Woven wire mesh can be produced from several materials: synthetics like polyester ( PES ), polyamide ( Nylon ), pvdc ( Saran ™), polyethylene ( PE ) and polypropylene ( PP ). Metals are for example: aluminum, ( tinned ) copper, ( galvanised or plain ) steel, stainless steel grades, exotic alloys like Inconel ™ [*], Incoloy ™[*], Monel ™[*], Hastelloy ™[*] and Duplex ™[*], etc. Common applied types of stainless steel are for example: 304, 304 L, 316, 316 L and 321.
Here below you will find an explanation.
304 refers to “18-8” ( 18% chromium, 8% nickel ). 304 is the basic stainless alloy commonly applied for woven wire cloth. It withstands outdoor exposure without rusting and resists oxidation at an elevated temperature up to 800 °Cs. 304 is used in all industrial, commercial and domestic fields because of its good corrosion and heat resisting properties.
Some applications include tanks and containers for a large variety of liquids and solids; process equipment in the mining, (petro)chemical, cryogenic, food, dairy and pharmaceutical industries.
304 L is very similar to 304, the difference being the reduced carbon content for better weaving and secondary welding characteristics.
316 has better resistance to pitting corrosion than the other chromium-nickel stainless steels where brines, sulphur-bearing water or halogen salts, such as chlorides are present. A valuable property of 316 is high creep strength at elevated Temperatures. 316 also possesses excellent mechanical and corrosion properties at sub-zero temperatures. Other mechanical properties and fabricating characteristics are similar to 304. Wire cloth woven of 316 has extensive use in chemical processing when better corrosion resistance is required than the regular chromium-nickel types.
Because of its superior corrosion and oxidation resistance, good mechanical properties and fabricability, 316 has applications in many sectors of industry. Some of these include: Tanks and storage vessels for corrosive liquids; specialised process equipment in the (petro) chemical, food, paper, mining and pharmaceutical industries and architectural applications in highly corrosive environments.
316L is almost similar to 316, the difference being the reduced carbon content for better wire cloth weaving and secondary welding characteristics.
316Ti, the titanium-stabilised version, is used for its resistance to sensitization during prolonged exposure in the 550-800° C temperature range.
321 is a titanium-stabilised version of 304, used in particular applications within the sensitizing temperature range.

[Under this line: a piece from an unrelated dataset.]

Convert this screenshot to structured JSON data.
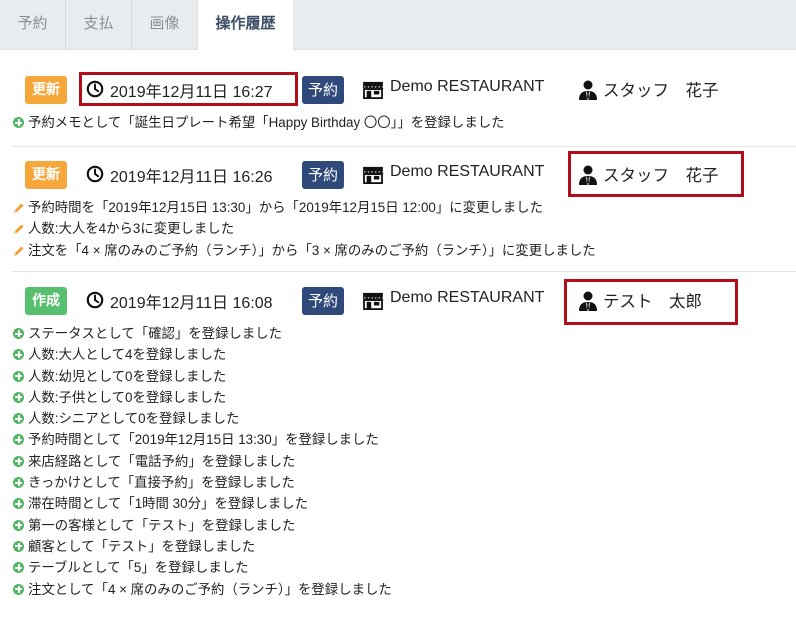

Its resistance to sensitization, coupled with its higher strength at high temperature makes it suitable in application where 304 will become sensitized, or where 304L has insufficient hot strength. It is not subject to intergranular corrosion when exposed to mildly corrosive environments. However, welded 321 must never be used in highly oxidising environments.
Applications: 321 is used almost exclusively for service within the sensitizing temperature range (450-850° Celcius). In welded ambient temperature applications it has been replaced by 304L. Some typical application areas are: furnace components, superheater parts and expansion bellows.